The core of CFD is based on the Navier-Stokes equations which examine single-phase fluid flows. In the early 1930s, scientists and engineers were already using these equations to solve fluid problems, but due to the lack of computing power, the equations were simplified and reduced to 2 dimensions. While rudimentary, these first practical applications of fluid dynamic analysis gave way to what would soon be an essential simulation asset.
For most of the early years, CFD meant simplifying equations to the point that they could be done by hand. By no means was the average engineer using these calculations, rather up until the late 1950s, CFD remains largely a theoretical and exploratory practice. As you could probably have guessed, computing technology improved in the 1950s bringing practical CFD came to fruition. First developed by a team at the Los Alamos National Lab in 1957 was the first functional CFD computer simulation model. The team spent the better part of 10 years working on these computational models which created the early models for much of the foundation of modern programs, spanning the vorticity-in-stream function to particle-in-cell analysis.

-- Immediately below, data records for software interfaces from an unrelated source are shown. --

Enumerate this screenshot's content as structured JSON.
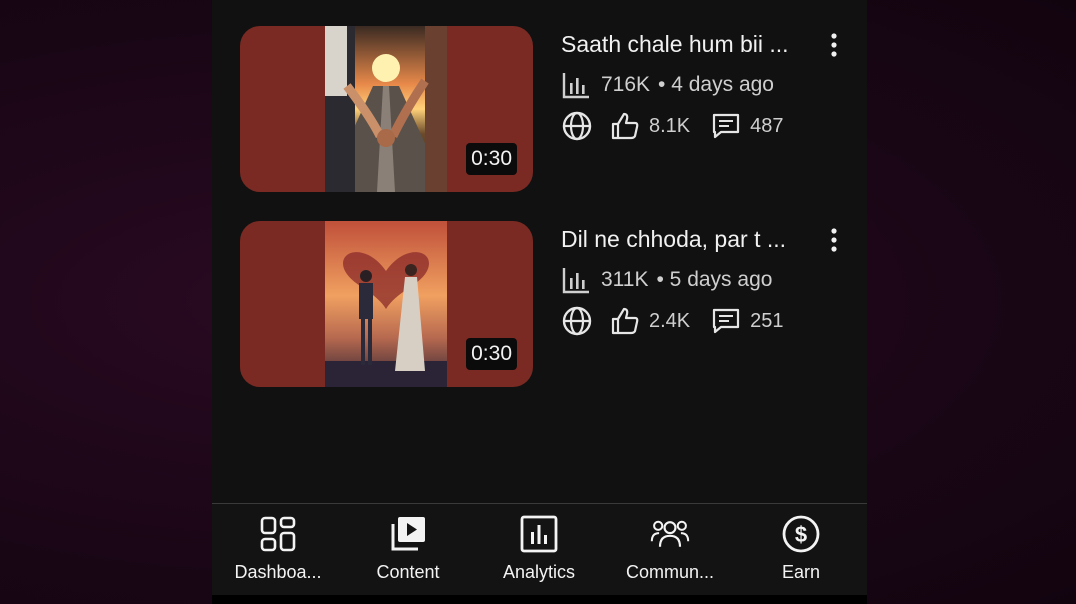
{
  "videos": [
    {
      "title": "Saath chale hum bii ...",
      "views": "716K",
      "age": "• 4 days ago",
      "likes": "8.1K",
      "comments": "487",
      "duration": "0:30",
      "visibility_icon": "globe-icon"
    },
    {
      "title": "Dil ne chhoda, par t ...",
      "views": "311K",
      "age": "• 5 days ago",
      "likes": "2.4K",
      "comments": "251",
      "duration": "0:30",
      "visibility_icon": "globe-icon"
    }
  ],
  "bottom_nav": [
    {
      "label": "Dashboa...",
      "icon": "dashboard-icon"
    },
    {
      "label": "Content",
      "icon": "content-icon"
    },
    {
      "label": "Analytics",
      "icon": "analytics-icon"
    },
    {
      "label": "Commun...",
      "icon": "community-icon"
    },
    {
      "label": "Earn",
      "icon": "earn-icon"
    }
  ],
  "colors": {
    "background": "#111111",
    "thumbnail_frame": "#7a2a22",
    "text_primary": "#f1f1f1",
    "text_secondary": "#cfcfcf"
  }
}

By 1967, Douglas Aircraft had relatively perfected a working 3 dimensional CFD analysis method. The analysis was fairly basic and was developed for fluid flow over airfoils. It later became known as the panel method as the geometry being analyzed was largely simplified to make computation easier.
From this point in history onward, the history of CFD is one largely based on innovative mathematics and computer programming.
Full potential equations were incorporated into the technology by Boeing in the 1970s. The Euler equations for transonic flows were then incorporated into codes in 1981. While the early history of CFD is ripe with development, it is also notable the companies involved in the pursuit of furthering the industry. The two key players in the game were NASA and Boeing for what are hopefully obvious reasons. By the 1990s however, the technology and computing ability had become advanced enough that automakers began seeing the application in automotive design. GM and Ford adopted the technology in 1995 and began making cars that were much more aerodynamic when compared to the boxy wagons of past.
The history of CFD is riddled with big names in the industry, all of which have taken the analysis from oversimplified calculations to being one of the biggest simulation tools available. For many modern engineers, understanding the complex mathematics behind CFD isn’t necessary to run simulations. Rather than the practice being only used in environments surrounded by experts, it can now be accessed by the everyday engineer having virtually any skill level. I don’t know about you, but having access to some of the most mathematically powerful simulation analysis software as just a common engineer is, well, pretty cool.